KARACHI - Religious extremism is just one strain of a virus that is not limited to the Islamic world, said chairman, Pakistan People’s Party, Bilawal Bhutto Zardari.

He was addressing a moot organised by the United States Institute of Peace in Washington.

According to complete text of the speech released by PPP media cell here on Monday, the party chairman also categorically stated that while extremism dominates the post-9/11 narrative, other forms of religious extremism are equally dangerous.

Bilawal mentioning that all forms of religious extremism are a serious threat to the nation said his mother in her final election campaign and her posthumously published book “Reconciliation,” had laid out a road map to combat religious extremism through reconciliation, democracy, social justice, and a new Marshall Plan. However, distracted by the great recession and exhausted by nearly a decade of wars, the international community once again ignored her advice, regretted the PPP Chairman.

He also alleged that extremism in Pakistan was founded by opponents of his grandfather Zulfikar Ali Bhutto and that world then had myopically funded his policy because of Pakistan’s strategic importance in the first Afghan War.

Bilawal regretted that world also ignored his mother Benazir Bhutto in the 1980s when she warned that supplying arms, training and support to the mujahadeen to fight the Soviets had created a Frankenstein that would come back to haunt us. “Many declared these men freedom fighters and dubbed them the moral equivalent of George Washington,” he added. “After 9/11, again the international community ignored BB when she warned that we must not run with the hare and hunt with the hound,” he said, mentioning that supporting dictatorship on the one hand while preaching democracy with the other was counter-productive.

Expressing his gratitude to USIP for the opportunity to engage with the policy community in Washington, he said as a representative of a frontline country and its democratic vanguard, the Pakistan People’s Party, has forged a path to possible futures of stability and peace in a tough neighborhood. “I believe that these experiences could shine a light for others to avoid the strategic whirlwinds reaped by unintended consequences,” he said.

Bilawal said more than a decade after the devastating attacks on the World Trade Centre, the world has paid a heavy price in

blood and coin to counter this threat.
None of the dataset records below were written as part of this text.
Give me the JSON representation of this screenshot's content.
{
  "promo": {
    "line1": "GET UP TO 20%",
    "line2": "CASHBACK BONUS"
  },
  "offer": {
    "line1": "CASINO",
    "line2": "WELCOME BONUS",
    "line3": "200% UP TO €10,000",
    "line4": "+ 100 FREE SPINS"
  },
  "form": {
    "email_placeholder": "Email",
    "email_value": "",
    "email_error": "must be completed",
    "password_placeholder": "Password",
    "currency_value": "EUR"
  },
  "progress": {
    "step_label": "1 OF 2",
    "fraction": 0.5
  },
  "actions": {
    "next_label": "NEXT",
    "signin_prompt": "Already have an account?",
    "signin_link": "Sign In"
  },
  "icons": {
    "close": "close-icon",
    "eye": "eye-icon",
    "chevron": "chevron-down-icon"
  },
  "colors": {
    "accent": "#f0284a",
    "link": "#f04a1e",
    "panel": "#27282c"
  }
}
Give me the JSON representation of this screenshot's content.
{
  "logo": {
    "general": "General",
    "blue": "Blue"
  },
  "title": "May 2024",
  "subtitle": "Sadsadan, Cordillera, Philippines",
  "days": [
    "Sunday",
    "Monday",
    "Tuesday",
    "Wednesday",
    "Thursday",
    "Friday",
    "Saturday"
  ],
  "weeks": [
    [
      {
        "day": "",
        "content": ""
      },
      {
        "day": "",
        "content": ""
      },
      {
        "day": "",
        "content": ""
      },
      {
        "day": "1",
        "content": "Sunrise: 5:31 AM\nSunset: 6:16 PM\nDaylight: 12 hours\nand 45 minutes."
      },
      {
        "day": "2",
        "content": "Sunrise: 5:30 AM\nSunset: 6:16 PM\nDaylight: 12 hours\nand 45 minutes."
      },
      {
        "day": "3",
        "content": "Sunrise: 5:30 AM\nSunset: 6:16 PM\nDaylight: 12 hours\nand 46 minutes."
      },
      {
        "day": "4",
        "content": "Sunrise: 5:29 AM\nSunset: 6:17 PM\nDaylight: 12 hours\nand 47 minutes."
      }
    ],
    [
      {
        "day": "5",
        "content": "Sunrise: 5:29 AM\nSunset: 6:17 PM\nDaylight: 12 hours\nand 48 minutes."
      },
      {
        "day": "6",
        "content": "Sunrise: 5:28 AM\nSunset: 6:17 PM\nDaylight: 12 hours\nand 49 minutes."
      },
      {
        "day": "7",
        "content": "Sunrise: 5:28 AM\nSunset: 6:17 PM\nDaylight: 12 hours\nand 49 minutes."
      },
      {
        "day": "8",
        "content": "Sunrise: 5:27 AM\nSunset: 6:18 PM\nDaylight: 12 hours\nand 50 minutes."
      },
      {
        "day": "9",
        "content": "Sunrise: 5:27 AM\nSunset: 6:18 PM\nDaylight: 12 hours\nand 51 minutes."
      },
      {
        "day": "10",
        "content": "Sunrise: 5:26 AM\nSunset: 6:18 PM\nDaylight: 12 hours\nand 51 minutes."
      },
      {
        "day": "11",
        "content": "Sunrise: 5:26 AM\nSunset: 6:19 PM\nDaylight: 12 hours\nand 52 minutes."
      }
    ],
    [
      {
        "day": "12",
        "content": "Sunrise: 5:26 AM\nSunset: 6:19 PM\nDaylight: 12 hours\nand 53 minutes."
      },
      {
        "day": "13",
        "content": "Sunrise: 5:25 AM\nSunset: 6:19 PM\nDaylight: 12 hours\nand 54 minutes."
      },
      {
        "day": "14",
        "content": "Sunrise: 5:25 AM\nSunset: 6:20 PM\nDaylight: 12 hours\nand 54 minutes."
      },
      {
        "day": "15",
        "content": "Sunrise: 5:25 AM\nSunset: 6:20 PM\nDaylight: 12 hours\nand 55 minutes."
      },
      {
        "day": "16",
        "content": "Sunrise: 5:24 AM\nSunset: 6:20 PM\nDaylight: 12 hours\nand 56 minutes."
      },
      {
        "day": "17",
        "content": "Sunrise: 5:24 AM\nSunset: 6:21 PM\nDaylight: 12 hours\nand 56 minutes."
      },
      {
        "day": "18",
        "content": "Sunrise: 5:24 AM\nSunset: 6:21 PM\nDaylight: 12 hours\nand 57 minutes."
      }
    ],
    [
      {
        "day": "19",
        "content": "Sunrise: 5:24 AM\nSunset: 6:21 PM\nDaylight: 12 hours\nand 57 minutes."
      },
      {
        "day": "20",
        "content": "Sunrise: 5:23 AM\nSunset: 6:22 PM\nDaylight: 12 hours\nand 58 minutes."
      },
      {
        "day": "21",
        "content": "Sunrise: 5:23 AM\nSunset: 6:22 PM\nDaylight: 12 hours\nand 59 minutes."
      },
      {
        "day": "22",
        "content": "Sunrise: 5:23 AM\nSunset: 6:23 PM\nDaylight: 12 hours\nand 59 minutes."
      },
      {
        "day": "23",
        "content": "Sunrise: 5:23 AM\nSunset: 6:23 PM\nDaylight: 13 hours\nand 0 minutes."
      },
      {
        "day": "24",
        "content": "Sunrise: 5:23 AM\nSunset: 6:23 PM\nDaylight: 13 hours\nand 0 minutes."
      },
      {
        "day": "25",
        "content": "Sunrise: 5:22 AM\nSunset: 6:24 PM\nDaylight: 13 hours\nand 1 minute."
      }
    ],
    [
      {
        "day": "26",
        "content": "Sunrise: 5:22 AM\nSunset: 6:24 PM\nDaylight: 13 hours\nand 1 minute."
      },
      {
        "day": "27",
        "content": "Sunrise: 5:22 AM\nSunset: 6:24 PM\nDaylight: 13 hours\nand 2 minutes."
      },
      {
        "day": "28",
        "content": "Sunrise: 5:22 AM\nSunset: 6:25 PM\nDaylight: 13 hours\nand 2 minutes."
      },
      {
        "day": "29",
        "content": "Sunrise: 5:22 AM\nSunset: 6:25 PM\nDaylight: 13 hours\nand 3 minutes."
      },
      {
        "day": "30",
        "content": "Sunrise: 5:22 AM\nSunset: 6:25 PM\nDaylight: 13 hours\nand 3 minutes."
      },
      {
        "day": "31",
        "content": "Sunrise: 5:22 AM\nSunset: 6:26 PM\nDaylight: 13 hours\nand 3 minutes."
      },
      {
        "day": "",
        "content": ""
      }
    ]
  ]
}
“At some point, we need to inject a reality check into this narrative,” he said. Despite heavy military and civilian sacrifices, it is heartbreaking to still see no light at the end of this tunnel. “Can anyone, in all honesty, tell me where these long wars are being won? This is a question that often keeps me awake at night,” he said. “From the Taliban to Al Qaeda, to Boko Haram to ISIS, no matter what the world throws at them, like the legendary Hydra, every time one head is decapitated another two emerge,” said the young chairman of PPP.

He reminded the audience that despite the audacity of their attacks, the heinous massacres, and the hundreds of thousands who have died in the wars they have ignited, it seems that many outside this room still do not see them as a serious ideological threat.

Bilawal said something must be catastrophically wrong if a decade after this battle began they have managed to push much of the Muslim world into a dangerous civil war and have continued to carry out meticulously executed terrorist attacks in the US and Europe.

“Religious extremists murder doctors, women’s healthcare providers and even the schoolchildren here in the United States,” he said. He mentioned that religious extremist’s most potent weapon is fear. “They spread fear through terrorism, provoke us into unending wars, scare us into compromising on our ideals, into surrendering our fundamental freedoms, and into diverting our limiting resources away from crucial welfare programs.” he said.

They infect our societies with fear, hate, and violence. They weaponise faith, manipulate religion, and terrorize societies to extinguish hope, he said. “I firmly believe, that no matter where the head of this hydra emerges, be it Pakistan, Iraq, France, the UK or the USA, the best antidote to the poison of religious extremism is democracy,” he said. He also maintained that democracy alone cannot challenge such dogma, but it is the only system that allows open societies the legal sanction and legitimacy to challenge this assault on liberty and civilization. Bilawal said democracy was the greatest ideological force humankind has to offer and nations must harness its full potential to vanquish the evil of extremism, in all forms and shades.